I liked that piece so much that I started another one, more odd bits of this and that in various weights and a big (150g) skein of yarn that I dyed for the weft. I like this piece even more than the last one even though I’ve had to deal with two knots in the warp that I didn’t notice when I warped the loom. The thick blue is Colinette Iona and it wants to stick to itself and everything else but it looks lovely in the fabric with its chunky bumps so I’m happy to unstick it every pick. My love for it may have diminished by next week in which case I’ll be experimenting with switching warp threads halfway through a project.

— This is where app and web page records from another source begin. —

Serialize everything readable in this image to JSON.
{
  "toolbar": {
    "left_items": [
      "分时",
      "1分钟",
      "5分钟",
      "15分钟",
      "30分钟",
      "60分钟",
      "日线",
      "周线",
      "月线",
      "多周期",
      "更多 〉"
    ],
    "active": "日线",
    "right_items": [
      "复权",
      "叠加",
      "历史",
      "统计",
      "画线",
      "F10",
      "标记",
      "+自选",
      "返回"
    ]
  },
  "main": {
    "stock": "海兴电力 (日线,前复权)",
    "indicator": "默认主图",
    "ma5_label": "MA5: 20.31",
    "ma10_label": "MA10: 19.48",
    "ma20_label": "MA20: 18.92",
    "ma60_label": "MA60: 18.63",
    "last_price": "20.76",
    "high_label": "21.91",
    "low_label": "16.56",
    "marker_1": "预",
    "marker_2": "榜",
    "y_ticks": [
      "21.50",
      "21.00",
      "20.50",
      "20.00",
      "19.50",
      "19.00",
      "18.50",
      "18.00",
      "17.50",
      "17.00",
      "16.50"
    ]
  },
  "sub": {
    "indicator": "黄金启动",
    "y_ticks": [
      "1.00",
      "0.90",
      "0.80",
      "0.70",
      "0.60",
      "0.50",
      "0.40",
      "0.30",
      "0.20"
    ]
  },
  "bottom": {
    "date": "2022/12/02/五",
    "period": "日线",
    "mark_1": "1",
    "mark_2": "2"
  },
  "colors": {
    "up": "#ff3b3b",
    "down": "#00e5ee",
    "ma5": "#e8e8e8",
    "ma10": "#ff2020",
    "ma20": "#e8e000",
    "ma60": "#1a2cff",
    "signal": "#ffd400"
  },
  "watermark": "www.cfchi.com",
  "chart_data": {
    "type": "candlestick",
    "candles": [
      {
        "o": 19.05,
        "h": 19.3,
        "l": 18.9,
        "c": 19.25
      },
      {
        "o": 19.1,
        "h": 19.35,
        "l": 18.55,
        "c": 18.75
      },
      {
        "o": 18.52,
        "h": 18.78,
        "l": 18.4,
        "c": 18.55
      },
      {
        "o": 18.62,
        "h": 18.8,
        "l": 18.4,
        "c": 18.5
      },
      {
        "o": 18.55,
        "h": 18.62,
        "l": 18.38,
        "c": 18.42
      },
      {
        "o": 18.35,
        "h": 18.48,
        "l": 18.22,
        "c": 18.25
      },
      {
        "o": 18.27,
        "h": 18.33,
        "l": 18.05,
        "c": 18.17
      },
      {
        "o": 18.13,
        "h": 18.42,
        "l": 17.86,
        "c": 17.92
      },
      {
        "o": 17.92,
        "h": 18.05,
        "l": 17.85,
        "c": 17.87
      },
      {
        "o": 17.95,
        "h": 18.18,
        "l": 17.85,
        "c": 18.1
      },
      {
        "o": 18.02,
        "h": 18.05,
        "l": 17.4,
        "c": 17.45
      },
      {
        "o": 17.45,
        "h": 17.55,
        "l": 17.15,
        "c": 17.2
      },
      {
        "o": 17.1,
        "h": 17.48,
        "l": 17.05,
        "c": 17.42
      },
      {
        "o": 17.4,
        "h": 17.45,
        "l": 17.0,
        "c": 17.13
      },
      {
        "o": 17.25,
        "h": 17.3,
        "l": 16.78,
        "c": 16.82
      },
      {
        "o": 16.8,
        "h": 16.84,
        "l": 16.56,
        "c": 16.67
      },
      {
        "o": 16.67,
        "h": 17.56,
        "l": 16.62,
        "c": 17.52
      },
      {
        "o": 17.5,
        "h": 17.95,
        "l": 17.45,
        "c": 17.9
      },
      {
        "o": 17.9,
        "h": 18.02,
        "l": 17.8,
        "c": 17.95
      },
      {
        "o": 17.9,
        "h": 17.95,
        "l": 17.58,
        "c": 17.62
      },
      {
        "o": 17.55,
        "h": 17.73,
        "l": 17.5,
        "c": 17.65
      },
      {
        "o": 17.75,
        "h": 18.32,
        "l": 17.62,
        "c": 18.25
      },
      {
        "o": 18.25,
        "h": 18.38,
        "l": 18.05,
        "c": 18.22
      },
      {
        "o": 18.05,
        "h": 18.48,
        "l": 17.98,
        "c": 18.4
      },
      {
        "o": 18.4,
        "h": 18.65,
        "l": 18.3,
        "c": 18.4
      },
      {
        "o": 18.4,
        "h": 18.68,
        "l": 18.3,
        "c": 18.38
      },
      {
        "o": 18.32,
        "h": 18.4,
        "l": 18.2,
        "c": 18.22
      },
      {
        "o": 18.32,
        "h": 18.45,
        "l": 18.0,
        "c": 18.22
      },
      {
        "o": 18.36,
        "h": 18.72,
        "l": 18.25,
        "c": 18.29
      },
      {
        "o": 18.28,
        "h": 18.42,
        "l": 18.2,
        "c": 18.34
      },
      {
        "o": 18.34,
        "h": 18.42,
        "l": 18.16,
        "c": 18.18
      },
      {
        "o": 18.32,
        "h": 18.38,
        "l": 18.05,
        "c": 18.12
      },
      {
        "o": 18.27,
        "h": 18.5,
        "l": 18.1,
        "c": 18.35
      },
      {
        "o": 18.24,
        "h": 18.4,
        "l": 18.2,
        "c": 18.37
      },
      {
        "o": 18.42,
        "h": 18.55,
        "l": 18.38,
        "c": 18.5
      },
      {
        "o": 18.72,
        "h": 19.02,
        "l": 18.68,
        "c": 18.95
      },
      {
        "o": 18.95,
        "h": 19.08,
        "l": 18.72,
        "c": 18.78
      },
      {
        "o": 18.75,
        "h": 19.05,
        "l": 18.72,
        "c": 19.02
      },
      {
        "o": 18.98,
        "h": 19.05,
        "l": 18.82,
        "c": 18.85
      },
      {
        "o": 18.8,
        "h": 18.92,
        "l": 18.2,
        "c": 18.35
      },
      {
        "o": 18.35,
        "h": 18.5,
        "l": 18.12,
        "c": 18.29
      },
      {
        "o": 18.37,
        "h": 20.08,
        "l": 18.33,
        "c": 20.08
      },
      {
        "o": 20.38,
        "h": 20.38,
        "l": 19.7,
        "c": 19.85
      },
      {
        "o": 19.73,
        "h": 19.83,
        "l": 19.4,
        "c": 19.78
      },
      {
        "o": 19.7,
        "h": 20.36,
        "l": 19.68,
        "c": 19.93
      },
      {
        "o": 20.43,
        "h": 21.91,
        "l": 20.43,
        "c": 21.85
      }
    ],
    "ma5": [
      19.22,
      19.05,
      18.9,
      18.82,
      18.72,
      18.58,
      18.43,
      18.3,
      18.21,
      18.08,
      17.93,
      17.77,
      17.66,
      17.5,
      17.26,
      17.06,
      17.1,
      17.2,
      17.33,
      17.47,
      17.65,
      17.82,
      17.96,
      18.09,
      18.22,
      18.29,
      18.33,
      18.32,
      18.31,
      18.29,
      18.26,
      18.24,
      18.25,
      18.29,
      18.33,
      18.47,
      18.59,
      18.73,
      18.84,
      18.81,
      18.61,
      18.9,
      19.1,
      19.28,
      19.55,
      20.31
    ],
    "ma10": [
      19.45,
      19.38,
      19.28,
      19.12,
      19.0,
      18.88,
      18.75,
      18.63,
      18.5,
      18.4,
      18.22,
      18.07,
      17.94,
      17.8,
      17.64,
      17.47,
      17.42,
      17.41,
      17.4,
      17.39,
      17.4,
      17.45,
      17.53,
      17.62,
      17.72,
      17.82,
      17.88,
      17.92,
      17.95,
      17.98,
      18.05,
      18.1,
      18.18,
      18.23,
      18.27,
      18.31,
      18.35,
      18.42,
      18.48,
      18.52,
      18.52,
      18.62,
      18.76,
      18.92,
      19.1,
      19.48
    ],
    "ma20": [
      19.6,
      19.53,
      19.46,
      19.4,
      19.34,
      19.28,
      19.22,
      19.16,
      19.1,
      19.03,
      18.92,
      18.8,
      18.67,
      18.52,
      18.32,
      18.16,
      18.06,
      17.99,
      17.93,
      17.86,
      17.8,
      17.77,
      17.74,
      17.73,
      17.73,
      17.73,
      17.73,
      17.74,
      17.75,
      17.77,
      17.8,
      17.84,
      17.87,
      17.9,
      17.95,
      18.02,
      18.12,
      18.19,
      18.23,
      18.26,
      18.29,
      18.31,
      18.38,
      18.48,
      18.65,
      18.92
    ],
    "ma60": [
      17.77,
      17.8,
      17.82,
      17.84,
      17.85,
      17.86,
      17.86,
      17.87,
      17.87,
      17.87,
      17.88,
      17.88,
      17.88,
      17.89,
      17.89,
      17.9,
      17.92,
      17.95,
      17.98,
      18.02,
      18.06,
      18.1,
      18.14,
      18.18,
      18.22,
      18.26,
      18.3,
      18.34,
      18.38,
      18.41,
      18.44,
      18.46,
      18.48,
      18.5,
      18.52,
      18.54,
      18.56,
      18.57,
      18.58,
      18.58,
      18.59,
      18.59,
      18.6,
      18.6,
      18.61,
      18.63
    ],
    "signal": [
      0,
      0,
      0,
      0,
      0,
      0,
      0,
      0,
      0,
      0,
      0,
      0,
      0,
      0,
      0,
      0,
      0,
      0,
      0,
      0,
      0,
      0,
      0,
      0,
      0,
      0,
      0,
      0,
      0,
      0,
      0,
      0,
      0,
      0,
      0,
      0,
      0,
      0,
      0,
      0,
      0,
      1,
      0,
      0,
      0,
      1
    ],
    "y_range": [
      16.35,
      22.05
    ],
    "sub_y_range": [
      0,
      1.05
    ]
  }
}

In the top spot, the winner of the all consuming project of the week is a rank outsider, something that came out of nowhere. During the week I had a frantic search for an elusive skein of yarn that I was supposed to be swapping and while I hunted for that I turned up several skeins that I’d forgotten all about. This yarn is a two ply tencel (it could possibly be bamboo but I think it’s more shiney than that so I’m going with tencel) that I spun sometime or other, there’s no record of it on the blog or on Ravelry so I’m a bit vague about the timeline. When I spun it I intended to weave with it and that’s what I’ll be doing with the leftovers. I wasn’t sure what it would be like knitted, in general I’m not a lover of knitting with inelastic yarns but the colours are lovely and it’s so shiney so I gave it a try. I’m using smaller needles and I test blocked the start of the piece to avoid nasty surprises later, you might be able to see where the dark middle part is sitting flatter than the rest. The pattern is Windsbraut-Abendwind (which I think is Bride of the Wind-Evening Wind for those of us knitting in English) and you’ll be seeing it again. I’m scheduled for a spot of foster knitting and the pattern arrived in advance of the yarn. Clearly I’ve not been sidetracked by the chance finding of the pretty yarn, I’m just testing out the pattern so I don’t mess up the commission which is a sensible and mature thing to do. It’s a pity that I can’t come up with a similar rationalisation that covers cutting my handwoven fabric to the wrong length.